:: TASK TO CARRY OUT ::
Please set down only the lines between the line containing "Give me the" and the end of the records, inclusive, exactly as they stand.

[Records from a dataset]

------------------------

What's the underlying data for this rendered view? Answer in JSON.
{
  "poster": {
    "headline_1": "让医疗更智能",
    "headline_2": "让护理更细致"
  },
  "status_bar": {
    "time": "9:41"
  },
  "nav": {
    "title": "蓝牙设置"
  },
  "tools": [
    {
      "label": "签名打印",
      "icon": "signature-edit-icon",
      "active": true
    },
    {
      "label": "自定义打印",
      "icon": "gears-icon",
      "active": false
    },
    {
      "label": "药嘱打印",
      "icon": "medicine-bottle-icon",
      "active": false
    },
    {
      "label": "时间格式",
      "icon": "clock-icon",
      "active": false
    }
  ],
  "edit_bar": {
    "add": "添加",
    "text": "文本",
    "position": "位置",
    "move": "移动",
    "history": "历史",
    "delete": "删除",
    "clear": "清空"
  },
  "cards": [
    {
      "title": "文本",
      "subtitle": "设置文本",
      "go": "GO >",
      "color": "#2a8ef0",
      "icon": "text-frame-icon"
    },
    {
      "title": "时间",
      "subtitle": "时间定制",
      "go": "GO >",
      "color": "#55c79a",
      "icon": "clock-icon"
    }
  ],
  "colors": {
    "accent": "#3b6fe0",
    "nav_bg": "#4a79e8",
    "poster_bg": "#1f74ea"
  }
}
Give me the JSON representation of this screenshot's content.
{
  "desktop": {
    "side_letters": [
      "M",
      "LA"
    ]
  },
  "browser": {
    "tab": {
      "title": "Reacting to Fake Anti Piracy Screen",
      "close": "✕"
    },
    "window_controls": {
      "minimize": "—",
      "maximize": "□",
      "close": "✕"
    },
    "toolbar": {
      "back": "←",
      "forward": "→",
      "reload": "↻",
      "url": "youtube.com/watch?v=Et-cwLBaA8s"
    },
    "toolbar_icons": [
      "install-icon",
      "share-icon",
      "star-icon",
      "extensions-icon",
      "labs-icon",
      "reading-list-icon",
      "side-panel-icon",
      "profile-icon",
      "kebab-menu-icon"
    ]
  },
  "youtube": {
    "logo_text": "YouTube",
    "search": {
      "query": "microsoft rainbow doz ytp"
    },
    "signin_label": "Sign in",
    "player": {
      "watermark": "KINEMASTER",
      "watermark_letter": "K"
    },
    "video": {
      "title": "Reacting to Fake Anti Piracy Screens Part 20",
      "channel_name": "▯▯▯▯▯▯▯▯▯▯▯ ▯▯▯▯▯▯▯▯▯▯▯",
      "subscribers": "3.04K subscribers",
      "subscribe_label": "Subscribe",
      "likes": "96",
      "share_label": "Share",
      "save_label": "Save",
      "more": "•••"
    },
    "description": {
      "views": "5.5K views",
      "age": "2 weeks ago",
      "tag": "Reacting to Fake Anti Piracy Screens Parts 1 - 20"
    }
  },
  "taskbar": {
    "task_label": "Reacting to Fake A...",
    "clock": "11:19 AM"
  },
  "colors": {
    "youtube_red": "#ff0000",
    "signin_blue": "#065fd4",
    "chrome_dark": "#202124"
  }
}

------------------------

:: RESULT ::
Give me the JSON representation of this screenshot's content.
{
  "desktop": {
    "side_letters": [
      "M",
      "LA"
    ]
  },
  "browser": {
    "tab": {
      "title": "Reacting to Fake Anti Piracy Screen",
      "close": "✕"
    },
    "window_controls": {
      "minimize": "—",
      "maximize": "□",
      "close": "✕"
    },
    "toolbar": {
      "back": "←",
      "forward": "→",
      "reload": "↻",
      "url": "youtube.com/watch?v=Et-cwLBaA8s"
    },
    "toolbar_icons": [
      "install-icon",
      "share-icon",
      "star-icon",
      "extensions-icon",
      "labs-icon",
      "reading-list-icon",
      "side-panel-icon",
      "profile-icon",
      "kebab-menu-icon"
    ]
  },
  "youtube": {
    "logo_text": "YouTube",
    "search": {
      "query": "microsoft rainbow doz ytp"
    },
    "signin_label": "Sign in",
    "player": {
      "watermark": "KINEMASTER",
      "watermark_letter": "K"
    },
    "video": {
      "title": "Reacting to Fake Anti Piracy Screens Part 20",
      "channel_name": "▯▯▯▯▯▯▯▯▯▯▯ ▯▯▯▯▯▯▯▯▯▯▯",
      "subscribers": "3.04K subscribers",
      "subscribe_label": "Subscribe",
      "likes": "96",
      "share_label": "Share",
      "save_label": "Save",
      "more": "•••"
    },
    "description": {
      "views": "5.5K views",
      "age": "2 weeks ago",
      "tag": "Reacting to Fake Anti Piracy Screens Parts 1 - 20"
    }
  },
  "taskbar": {
    "task_label": "Reacting to Fake A...",
    "clock": "11:19 AM"
  },
  "colors": {
    "youtube_red": "#ff0000",
    "signin_blue": "#065fd4",
    "chrome_dark": "#202124"
  }
}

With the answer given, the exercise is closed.